● PROVIDED RECORDS:
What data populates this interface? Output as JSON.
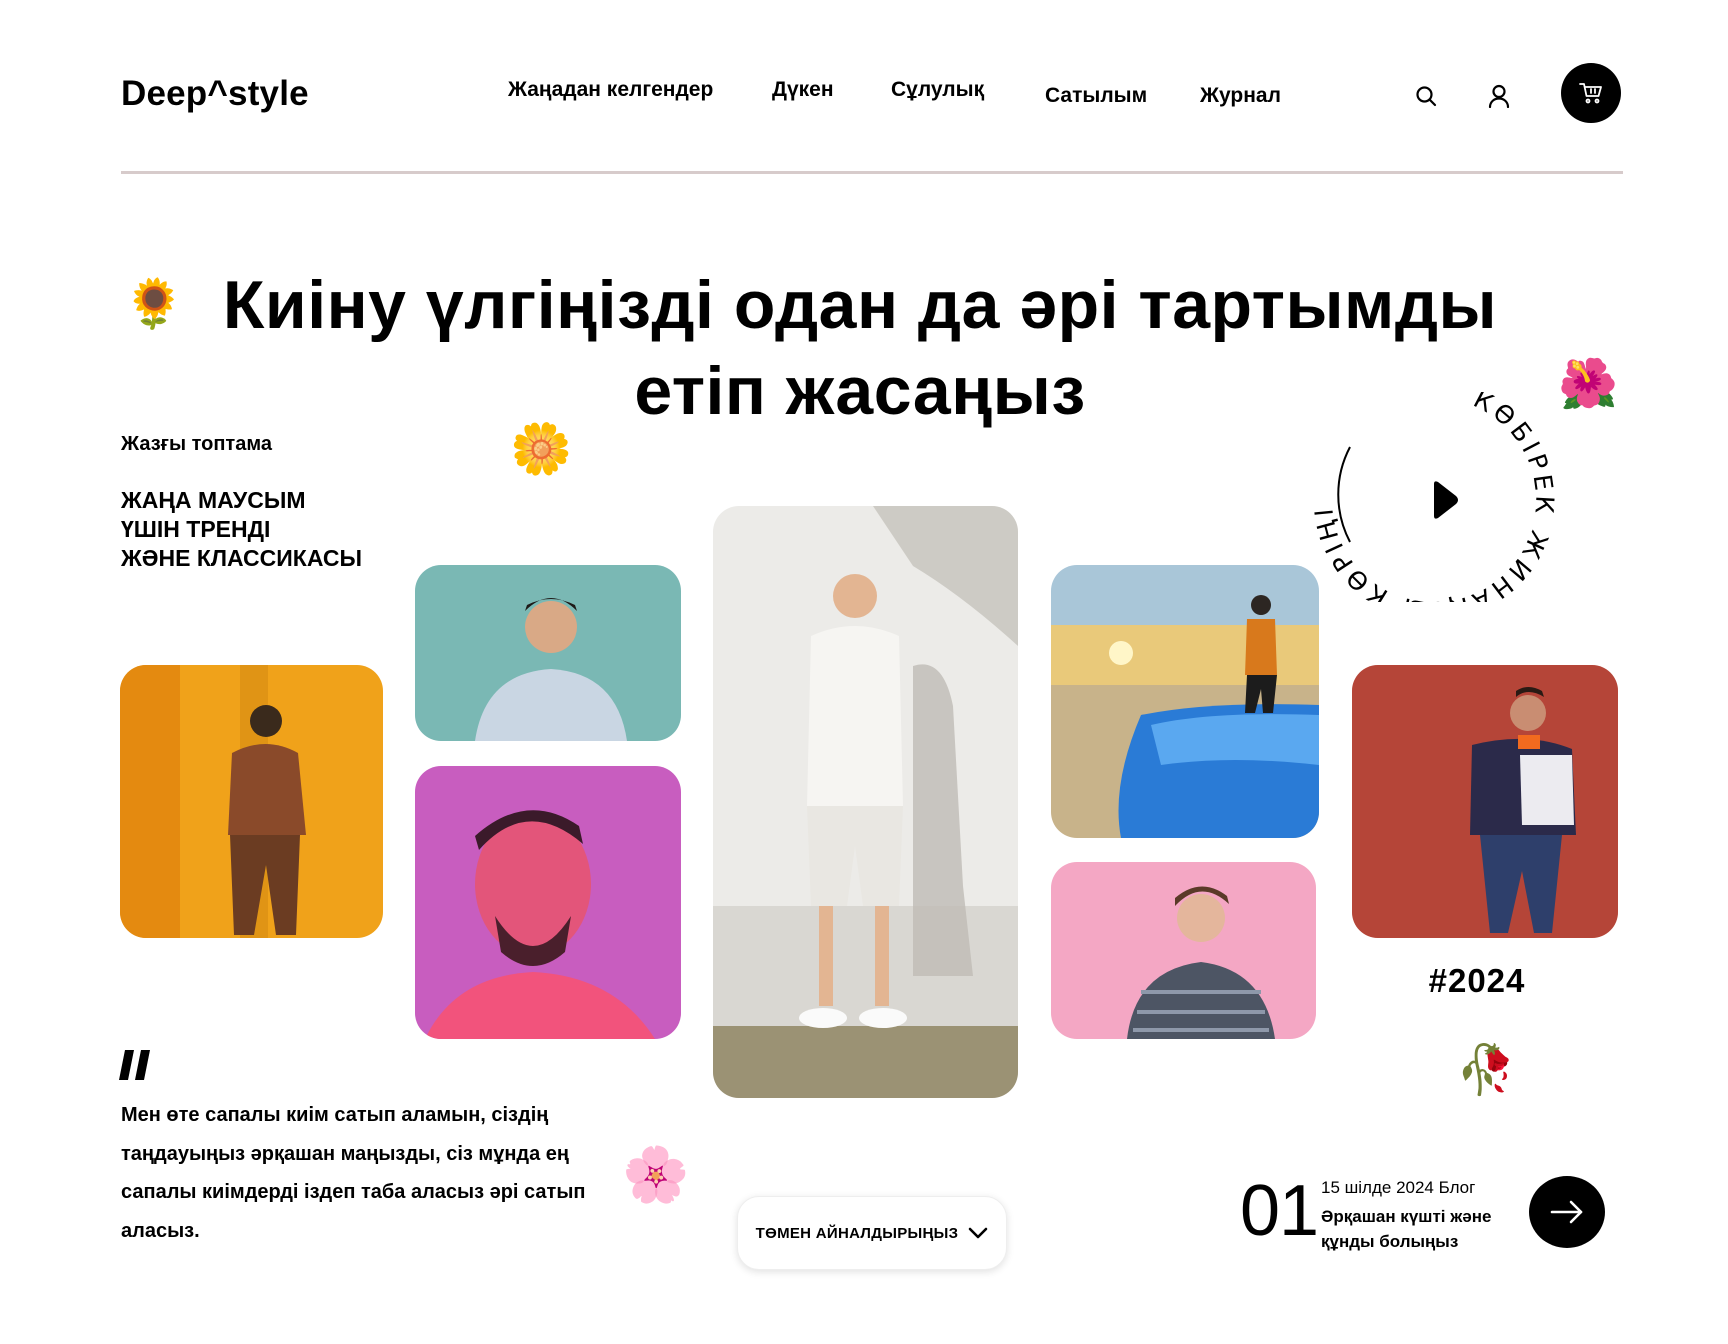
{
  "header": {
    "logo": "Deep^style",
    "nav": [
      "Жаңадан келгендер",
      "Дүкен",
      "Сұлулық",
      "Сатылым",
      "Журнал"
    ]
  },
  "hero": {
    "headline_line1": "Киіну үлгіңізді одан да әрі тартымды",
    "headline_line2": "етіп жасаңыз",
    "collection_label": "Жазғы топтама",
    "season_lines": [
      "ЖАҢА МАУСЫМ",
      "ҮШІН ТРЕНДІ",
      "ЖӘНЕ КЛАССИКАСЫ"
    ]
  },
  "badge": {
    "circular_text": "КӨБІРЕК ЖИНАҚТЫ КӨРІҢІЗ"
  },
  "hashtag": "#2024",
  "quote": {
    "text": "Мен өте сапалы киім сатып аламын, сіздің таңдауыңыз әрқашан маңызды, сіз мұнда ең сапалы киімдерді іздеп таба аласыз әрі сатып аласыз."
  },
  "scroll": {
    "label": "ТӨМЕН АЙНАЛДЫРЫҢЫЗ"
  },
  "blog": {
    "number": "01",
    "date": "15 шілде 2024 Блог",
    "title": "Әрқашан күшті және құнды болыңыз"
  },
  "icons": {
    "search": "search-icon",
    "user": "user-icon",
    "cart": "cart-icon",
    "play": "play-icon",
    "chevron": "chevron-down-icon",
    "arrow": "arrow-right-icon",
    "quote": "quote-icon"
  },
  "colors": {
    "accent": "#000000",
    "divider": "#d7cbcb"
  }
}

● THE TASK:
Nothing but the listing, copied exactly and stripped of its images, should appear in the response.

● TASK OUTPUT:
What data populates this interface? Output as JSON.
{
  "header": {
    "logo": "Deep^style",
    "nav": [
      "Жаңадан келгендер",
      "Дүкен",
      "Сұлулық",
      "Сатылым",
      "Журнал"
    ]
  },
  "hero": {
    "headline_line1": "Киіну үлгіңізді одан да әрі тартымды",
    "headline_line2": "етіп жасаңыз",
    "collection_label": "Жазғы топтама",
    "season_lines": [
      "ЖАҢА МАУСЫМ",
      "ҮШІН ТРЕНДІ",
      "ЖӘНЕ КЛАССИКАСЫ"
    ]
  },
  "badge": {
    "circular_text": "КӨБІРЕК ЖИНАҚТЫ КӨРІҢІЗ"
  },
  "hashtag": "#2024",
  "quote": {
    "text": "Мен өте сапалы киім сатып аламын, сіздің таңдауыңыз әрқашан маңызды, сіз мұнда ең сапалы киімдерді іздеп таба аласыз әрі сатып аласыз."
  },
  "scroll": {
    "label": "ТӨМЕН АЙНАЛДЫРЫҢЫЗ"
  },
  "blog": {
    "number": "01",
    "date": "15 шілде 2024 Блог",
    "title": "Әрқашан күшті және құнды болыңыз"
  },
  "icons": {
    "search": "search-icon",
    "user": "user-icon",
    "cart": "cart-icon",
    "play": "play-icon",
    "chevron": "chevron-down-icon",
    "arrow": "arrow-right-icon",
    "quote": "quote-icon"
  },
  "colors": {
    "accent": "#000000",
    "divider": "#d7cbcb"
  }
}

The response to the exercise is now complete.